Renee Powell made history when she became the second African American woman to play golf on the LPGA Tour – after Althea Gibson – in 1967. She retired in 1980 and was inducted into the PGA of America Hall of Fame in 2017.

Running a class from Canton, Ohio, Powell connected with Perry and found they shared a soul mate. Today, Powell is one of three people on Perry’s key advisory board.

“She took me under her wings,” Perry said. “I have listened to her and she guides me to this day.”

Additionally, Perry enlisted Michael Cooper’s help. The former director of diversity for the World Golf Foundation helped develop the First Tee program in the Tampa Bay area.

Women of Color Golf and Girls On the Green Tee was named the 2020 PGA Tour Charity of the Year. In 2016, Perry was recognized by the Obama administration as one of its 10 “Champions for Change” for “extracurricular enrichment, after school and summer programs for marginalized girls, including girls of color.”

In 2017, Perry was selected as one of the Heroes of the Tampa Bay Lightning Community, receiving a $ 50,000 donation that went to his Women of Color Golf Program, Florida Sports Hall of Fame, Where Love Grows and the Center for Women.

This year, its programs were recognized by Saudi Arabian company Aramco Oil as a driving force for diversity.

Change is coming

The LPGA acknowledged its diversity shortfalls last summer after months of social unrest over the murder of George Floyd while in custody in Minneapolis.

The Tour does not have a demographic breakdown of its players but keeps track of the countries of origin of the players. More than 47 countries are currently represented between the LPGA, the Symetra Tour and the Ladies European Tour.

A 2020 CNN Sport report said the organization had only eight full-time black members on the tour since 1950. Additionally, CNN reported that of the 220 active tour members, Mariah Stackhouse is the only one. black golfer to be a full-time member.

“Mariah is just one example of an amazing role model,” Samaan said. “… I think it’s extremely useful to have role models, but we have to put the core curriculum first and put the resources into it to introduce people to the game.”

In February, the organization released “C-Me,” a play about the CME Championship that takes place at the end of each year on the LPGA Tour.
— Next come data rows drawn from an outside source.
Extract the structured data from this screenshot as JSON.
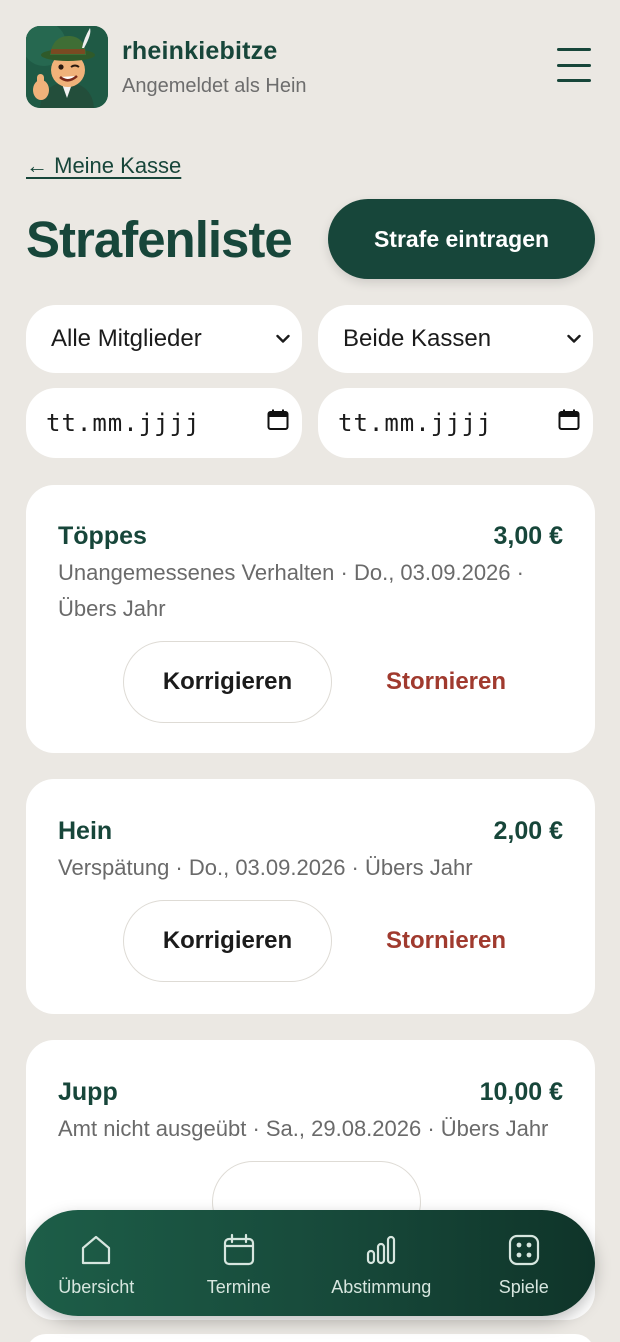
{
  "header": {
    "app_name": "rheinkiebitze",
    "subtitle": "Angemeldet als Hein"
  },
  "nav_back": "← Meine Kasse",
  "page": {
    "title": "Strafenliste",
    "primary_action": "Strafe eintragen"
  },
  "filters": {
    "member": "Alle Mitglieder",
    "kasse": "Beide Kassen",
    "date_from": "tt.mm.jjjj",
    "date_to": "tt.mm.jjjj"
  },
  "penalties": [
    {
      "name": "Töppes",
      "amount": "3,00 €",
      "detail": "Unangemessenes Verhalten · Do., 03.09.2026 · Übers Jahr",
      "correct": "Korrigieren",
      "cancel": "Stornieren"
    },
    {
      "name": "Hein",
      "amount": "2,00 €",
      "detail": "Verspätung · Do., 03.09.2026 · Übers Jahr",
      "correct": "Korrigieren",
      "cancel": "Stornieren"
    },
    {
      "name": "Jupp",
      "amount": "10,00 €",
      "detail": "Amt nicht ausgeübt · Sa., 29.08.2026 · Übers Jahr"
    }
  ],
  "bottom_nav": [
    {
      "label": "Übersicht",
      "icon": "home-icon"
    },
    {
      "label": "Termine",
      "icon": "calendar-icon"
    },
    {
      "label": "Abstimmung",
      "icon": "bar-chart-icon"
    },
    {
      "label": "Spiele",
      "icon": "dice-icon"
    }
  ],
  "colors": {
    "primary": "#17463a",
    "danger": "#a03a2e",
    "background": "#ebe8e3"
  }
}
“C stands for Commitment and Me means that each individual is personally committed to listening, learning and being better about it,” the organization wrote on its website. “The ‘C-Me’ also has another meaning. These are the women and girls who see other people who are like them in golf. “

Former LPGA Commissioner Mike Whan wrote in the same month that 2020 was a year of personal growth for him as he learned and listened to those around him and paid special attention to black players on the tour and to their experiences.

“As much as I wanted to believe the LPGA was a no-discrimination zone, hearing personal stories made me realize that we still have work to do,” he wrote. “We are the leaders when it comes to gender diversity in golf, but we can (and should) be much more than that. “

Samaan, who became commissioner in August, continued the conversation on diversity.

“We believe deeply in diversity, equity and inclusion,” Samaan said. “And we really believe in giving this opportunity to young kids who might not otherwise have it or to underfunded kids from different backgrounds who don’t feel comfortable in the game.”

The LPGA is focused on working with its foundation board to create a strategy on how they can get more kids to golf, Samaan added.

Along with the US Golf Association, the PGA Tour and the PGA of America, the LPGA is also a sponsor of the “Make Golf Your Thing” initiative, which aims to make golf accessible to everyone. However, the work remains to be done.

“It’s essential to see someone who looks like you in almost everything you do,” Perry said. “You have to be representative so that people feel welcome and you can do it. … If you can see it you can be, but if you never see it you don’t even know it’s possible.